In recent decades, abstract art has become a privileged focus in both Argentine and Brazilian art history. It is the object of academic study and the subject of a great many exhibitions at international cultural centers; abstract works have been acquired by pub- lic and private collections. This recognition evidences a valorization of abstract poetics, one that began in the seventies and that, since the nineties, has become more and more important on the art market. Indeed, because the contemporary art world has focused on avant-garde abstract works, they are now seen as epitomizing the modern tradition in Latin America.

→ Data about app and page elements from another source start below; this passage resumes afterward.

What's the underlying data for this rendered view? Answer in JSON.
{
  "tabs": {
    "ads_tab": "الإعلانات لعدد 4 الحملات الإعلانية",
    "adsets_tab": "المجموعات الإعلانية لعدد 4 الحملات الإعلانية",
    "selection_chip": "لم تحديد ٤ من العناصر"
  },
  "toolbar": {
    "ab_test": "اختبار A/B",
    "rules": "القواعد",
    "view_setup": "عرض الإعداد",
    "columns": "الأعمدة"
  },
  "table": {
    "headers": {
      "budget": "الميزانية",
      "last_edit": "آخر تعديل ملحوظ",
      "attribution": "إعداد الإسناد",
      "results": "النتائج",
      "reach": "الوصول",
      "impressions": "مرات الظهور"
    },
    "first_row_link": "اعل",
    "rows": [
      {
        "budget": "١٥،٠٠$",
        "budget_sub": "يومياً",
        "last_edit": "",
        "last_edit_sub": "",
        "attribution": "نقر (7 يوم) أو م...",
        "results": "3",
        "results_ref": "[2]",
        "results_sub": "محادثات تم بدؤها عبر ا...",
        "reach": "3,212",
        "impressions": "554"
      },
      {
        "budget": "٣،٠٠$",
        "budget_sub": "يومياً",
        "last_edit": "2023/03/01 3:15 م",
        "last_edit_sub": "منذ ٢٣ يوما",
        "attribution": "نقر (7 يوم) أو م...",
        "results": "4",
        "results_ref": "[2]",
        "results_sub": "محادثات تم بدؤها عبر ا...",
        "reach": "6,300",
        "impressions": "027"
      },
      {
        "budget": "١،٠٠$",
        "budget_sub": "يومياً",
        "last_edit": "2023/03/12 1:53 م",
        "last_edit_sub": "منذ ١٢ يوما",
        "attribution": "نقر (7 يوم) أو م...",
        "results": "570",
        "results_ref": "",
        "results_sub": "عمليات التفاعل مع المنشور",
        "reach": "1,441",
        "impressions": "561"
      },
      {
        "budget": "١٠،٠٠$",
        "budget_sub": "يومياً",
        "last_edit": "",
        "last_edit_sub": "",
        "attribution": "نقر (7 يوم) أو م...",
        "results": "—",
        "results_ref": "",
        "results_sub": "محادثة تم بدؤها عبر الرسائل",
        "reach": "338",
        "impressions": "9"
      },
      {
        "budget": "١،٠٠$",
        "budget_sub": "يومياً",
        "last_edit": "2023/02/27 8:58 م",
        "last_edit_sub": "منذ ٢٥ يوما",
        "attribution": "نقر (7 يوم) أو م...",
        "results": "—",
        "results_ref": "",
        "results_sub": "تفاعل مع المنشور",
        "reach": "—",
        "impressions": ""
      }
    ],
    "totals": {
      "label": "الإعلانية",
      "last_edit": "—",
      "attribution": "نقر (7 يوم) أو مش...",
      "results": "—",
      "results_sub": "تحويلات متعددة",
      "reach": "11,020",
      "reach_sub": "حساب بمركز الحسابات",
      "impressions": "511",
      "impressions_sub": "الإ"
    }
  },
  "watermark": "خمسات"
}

Some art historical discourses have viewed the Latin American abstract avant-garde as derivative in relation to the European historical avant-garde. But in my view, the intensive development of abstraction in South America requires alternative explanations. The formulations of abstract art in Latin America did not merely repeat the trends that emerged in Europe in the first decades of the twentieth century; they were, rather, ret- roactive codifications, rereadings of the anticipatory and transformative power of those avant-gardes (Foster 2001). Indeed, it could even be argued that the full potential of the early European avant-gardes’ agendas came to fruition in the recodifications enacted by abstract artists in Latin America. That perspective enables us to shake up the “myth of origin” and to rethink the antinomy of novelty/repetition, that is, to reformulate the question of who came first based on a heterogeneous vision of time (Didi-Huberman 2006, 18–25).